You can make Greek coffee in two sizes: single (monos) and double (diplos). S always drinks a double unless using the black type. A single uses one spoonful of coffee; a double two.
Put good filtered water in the briki a little below the rim. Turn on the gas (or whatever you’re using) and set the briki on the heat source. Spoon the coffee into the briki and stir with the special stirrer until it’s completely incorporated.
If you will want your coffee with sugar, add the sugar at the same time that you add the coffee. Sugar is not added to this coffee at the table!
Leave it alone for a few minutes – but don’t leave the room. It needs to be babysat carefully because when it’s ready, it must be removed immediately from the heat; otherwise, it will basically explode all over the place, and that is a major pain (I know, it’s happened to me three times).

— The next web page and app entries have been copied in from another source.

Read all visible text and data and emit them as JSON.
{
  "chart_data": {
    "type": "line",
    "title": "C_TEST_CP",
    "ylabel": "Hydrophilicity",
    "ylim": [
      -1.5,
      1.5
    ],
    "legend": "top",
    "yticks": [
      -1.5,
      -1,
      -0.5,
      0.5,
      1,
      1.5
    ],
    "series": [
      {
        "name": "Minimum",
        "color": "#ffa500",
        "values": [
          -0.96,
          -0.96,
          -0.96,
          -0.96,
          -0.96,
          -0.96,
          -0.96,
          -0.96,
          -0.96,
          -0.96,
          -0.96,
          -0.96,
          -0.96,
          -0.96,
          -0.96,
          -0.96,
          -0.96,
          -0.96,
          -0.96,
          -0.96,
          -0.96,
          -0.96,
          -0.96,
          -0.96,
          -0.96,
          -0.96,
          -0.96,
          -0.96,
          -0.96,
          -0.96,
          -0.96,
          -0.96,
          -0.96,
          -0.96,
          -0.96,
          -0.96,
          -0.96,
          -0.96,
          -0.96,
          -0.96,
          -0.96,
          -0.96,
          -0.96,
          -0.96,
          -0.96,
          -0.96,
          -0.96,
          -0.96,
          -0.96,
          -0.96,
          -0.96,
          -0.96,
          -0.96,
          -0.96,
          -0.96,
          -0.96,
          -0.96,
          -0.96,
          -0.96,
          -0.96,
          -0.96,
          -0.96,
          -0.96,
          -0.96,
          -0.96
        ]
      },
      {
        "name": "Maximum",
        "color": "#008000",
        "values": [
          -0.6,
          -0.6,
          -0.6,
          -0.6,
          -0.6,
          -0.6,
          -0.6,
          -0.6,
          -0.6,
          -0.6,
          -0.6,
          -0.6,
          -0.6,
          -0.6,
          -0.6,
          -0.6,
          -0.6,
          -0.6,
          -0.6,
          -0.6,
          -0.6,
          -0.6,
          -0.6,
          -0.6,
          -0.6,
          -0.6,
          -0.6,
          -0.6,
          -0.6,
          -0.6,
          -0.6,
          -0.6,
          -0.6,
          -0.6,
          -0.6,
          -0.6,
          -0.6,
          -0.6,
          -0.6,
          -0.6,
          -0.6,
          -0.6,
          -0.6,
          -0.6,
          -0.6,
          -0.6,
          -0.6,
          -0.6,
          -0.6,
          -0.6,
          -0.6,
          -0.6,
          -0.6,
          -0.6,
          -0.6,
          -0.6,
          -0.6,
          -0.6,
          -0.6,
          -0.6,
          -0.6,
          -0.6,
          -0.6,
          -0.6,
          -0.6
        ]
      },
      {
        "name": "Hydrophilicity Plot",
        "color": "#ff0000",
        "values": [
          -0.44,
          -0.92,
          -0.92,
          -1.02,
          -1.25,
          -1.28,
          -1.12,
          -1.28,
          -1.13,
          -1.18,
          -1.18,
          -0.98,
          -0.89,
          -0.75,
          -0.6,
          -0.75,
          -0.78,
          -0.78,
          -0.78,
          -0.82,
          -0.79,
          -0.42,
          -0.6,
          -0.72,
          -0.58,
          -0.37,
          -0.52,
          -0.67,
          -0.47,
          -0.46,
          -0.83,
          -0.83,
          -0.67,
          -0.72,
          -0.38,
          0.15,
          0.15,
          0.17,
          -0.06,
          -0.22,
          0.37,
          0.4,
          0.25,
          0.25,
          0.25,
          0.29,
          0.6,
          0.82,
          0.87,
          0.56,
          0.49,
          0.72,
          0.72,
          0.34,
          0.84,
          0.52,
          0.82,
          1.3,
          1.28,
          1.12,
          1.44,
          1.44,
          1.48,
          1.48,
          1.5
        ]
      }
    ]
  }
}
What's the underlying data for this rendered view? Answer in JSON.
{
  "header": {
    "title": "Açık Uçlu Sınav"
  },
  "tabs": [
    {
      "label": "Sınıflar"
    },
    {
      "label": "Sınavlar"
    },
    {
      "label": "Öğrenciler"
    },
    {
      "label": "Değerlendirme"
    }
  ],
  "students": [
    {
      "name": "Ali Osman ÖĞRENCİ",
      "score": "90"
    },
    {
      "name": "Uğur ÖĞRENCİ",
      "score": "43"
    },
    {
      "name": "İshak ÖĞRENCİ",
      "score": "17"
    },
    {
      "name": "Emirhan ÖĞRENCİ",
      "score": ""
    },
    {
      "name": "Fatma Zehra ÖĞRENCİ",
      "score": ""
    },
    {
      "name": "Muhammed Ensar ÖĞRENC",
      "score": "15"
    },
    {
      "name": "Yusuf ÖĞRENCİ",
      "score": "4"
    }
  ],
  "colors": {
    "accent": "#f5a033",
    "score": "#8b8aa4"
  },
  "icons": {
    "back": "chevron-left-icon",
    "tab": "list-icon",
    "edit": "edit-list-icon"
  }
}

When it is ready, you will see the coffee at the edges of the pot, usually on one side (in the photos, note the difference in the upper left side of the second photo), start to swell, and this swollen coffee will start to advance toward the center of the briki. Once this starts to happen, you have only a few seconds to remove the briki from the flame and pour it into the coffee cup. If you take it off too soon, the coffee won’t have the nice foamy top, but if you wait too long, you’ll be scrubbing your kitchen for a while.
To drink the coffee, let it sit on the table for several minutes – usually around ten minutes – to allow it both to cool and for the coffee grounds, which are floating in the coffee, to settle to the bottom of the cup. When you drink it, take small sips and don’t tip the cup back, in order to keep the coffee grounds at the bottom. Never drink the whole thing, and never stir the coffee. The grounds are not meant to be drunk. When you have drunk your coffee, there will be a sediment of coffee sludge at the bottom. Discard that when you wash the cup.
Some people believe that they can ‘tell the future’ based on these coffee grounds. The way it works – as far as I know, I’ve never done it – you drink your coffee, and then turn it upside down on the saucer. Then the ‘kafedzou’ (coffee reader) ‘reads’ the way the grounds look inside the cup. I suppose it’s in the same tradition as reading the internal organs of a sacrificial goat.
Enjoy your coffee!
Note: the ceramic coffee cup and saucer were handcrafted by Lizbet Giouri, artist. Her pieces are available on the island of Folegandros at the restaurant ‘Pounda,’ in Chora.